## [DATA EXTRACT]
*** Begin section ***

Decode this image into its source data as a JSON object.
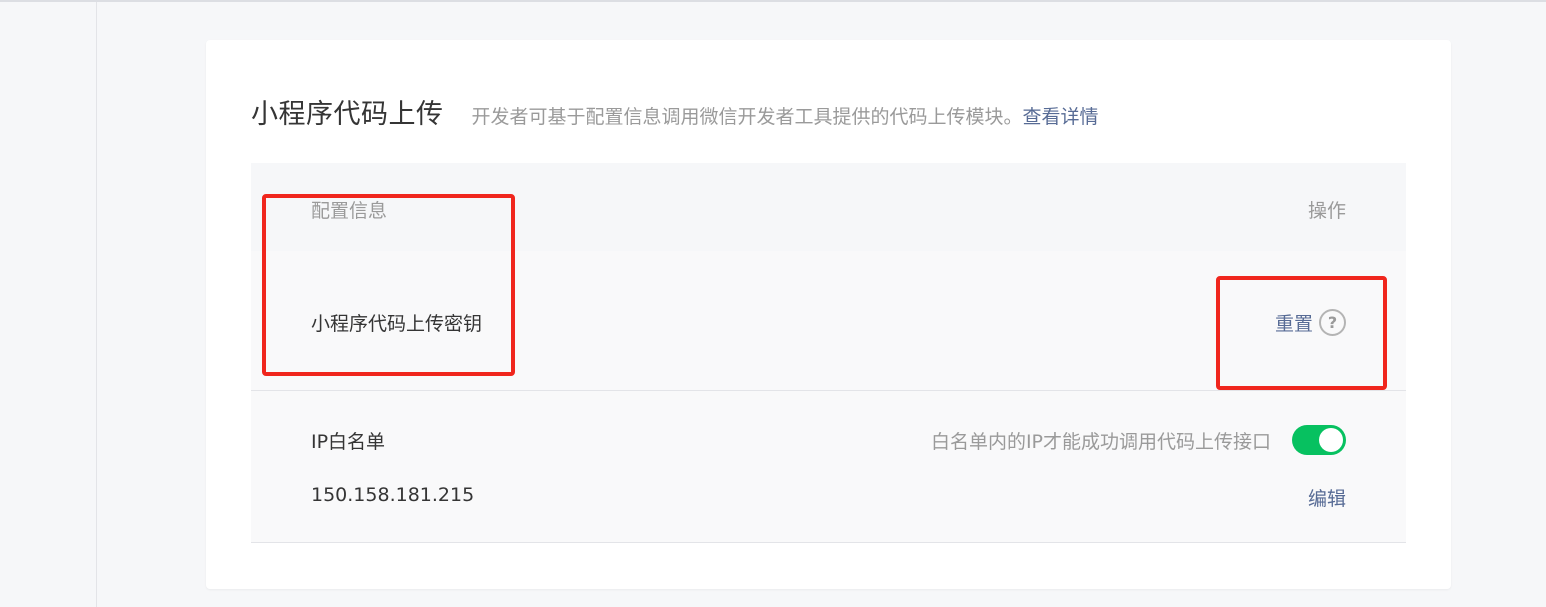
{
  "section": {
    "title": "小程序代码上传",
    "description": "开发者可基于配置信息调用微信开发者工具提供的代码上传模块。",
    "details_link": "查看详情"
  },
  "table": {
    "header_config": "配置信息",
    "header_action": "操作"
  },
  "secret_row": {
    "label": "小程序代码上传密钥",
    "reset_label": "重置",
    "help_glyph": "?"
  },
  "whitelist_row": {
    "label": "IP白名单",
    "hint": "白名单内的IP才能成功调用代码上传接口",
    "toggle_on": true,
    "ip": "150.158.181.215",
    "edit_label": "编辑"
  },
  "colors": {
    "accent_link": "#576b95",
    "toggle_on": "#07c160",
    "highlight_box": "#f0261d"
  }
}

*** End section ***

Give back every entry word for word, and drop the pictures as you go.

## [EXERCISE OUTPUT]
Decode this image into its source data as a JSON object.
{
  "section": {
    "title": "小程序代码上传",
    "description": "开发者可基于配置信息调用微信开发者工具提供的代码上传模块。",
    "details_link": "查看详情"
  },
  "table": {
    "header_config": "配置信息",
    "header_action": "操作"
  },
  "secret_row": {
    "label": "小程序代码上传密钥",
    "reset_label": "重置",
    "help_glyph": "?"
  },
  "whitelist_row": {
    "label": "IP白名单",
    "hint": "白名单内的IP才能成功调用代码上传接口",
    "toggle_on": true,
    "ip": "150.158.181.215",
    "edit_label": "编辑"
  },
  "colors": {
    "accent_link": "#576b95",
    "toggle_on": "#07c160",
    "highlight_box": "#f0261d"
  }
}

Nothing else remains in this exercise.